Currently on display in Ellis Library is the exhibition “Verba Sacra: The Holy Bible from Medieval Manuscript to Modern Print.” Among manuscripts and rare books, the visitor can see some of the rarities that have never being put on display before, such as the Book of Ruth, the Hebrew manuscript on aged parchment presumably written in the 13-14th century, or a very rare Church Slavonic Menaion (a liturgical book used in the Eastern Orthodox Church) for the month of June. There is also a magnificent, exquisitely illustrated edition of the Bible – the Pennyroyal Caxton, and, by way of sharp contrast, a green, pocket size, ubiquitous New Testament distributed by the Gideon's Society.
From the humblest fragment to the sumptuous editions of the Bible commissioned by ancient kings or modern businessmen, they all, although timeless, can tell of their time and age. They reveal or conceal stories of those who crafted them, of those who admired them, of those whose family history is still recorded on their end leaves.

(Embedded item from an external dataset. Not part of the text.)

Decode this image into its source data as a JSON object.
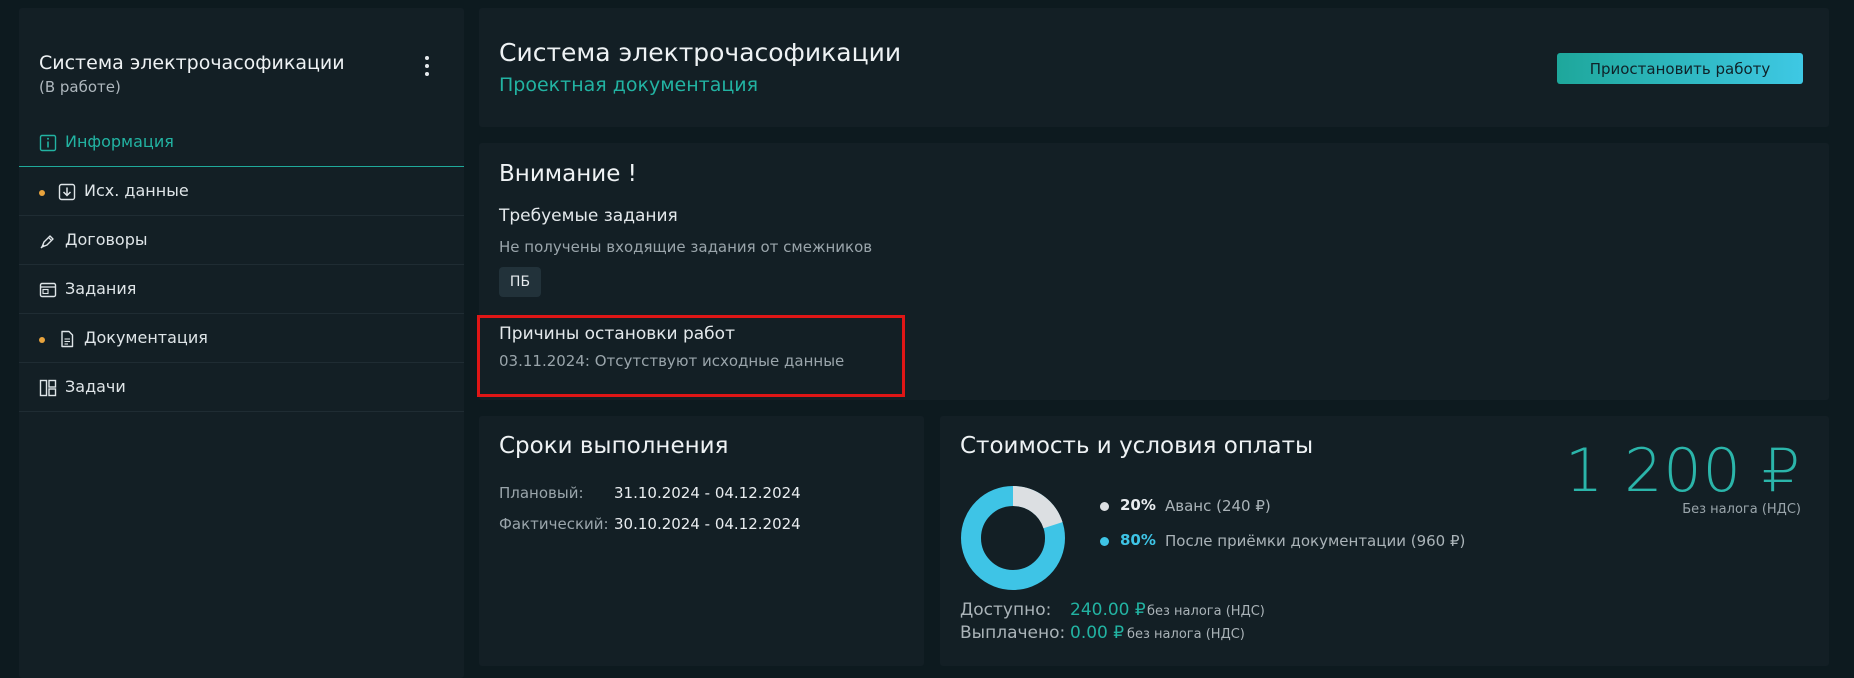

As one rediscovers them today, one partakes, in a sense, of these books’ history.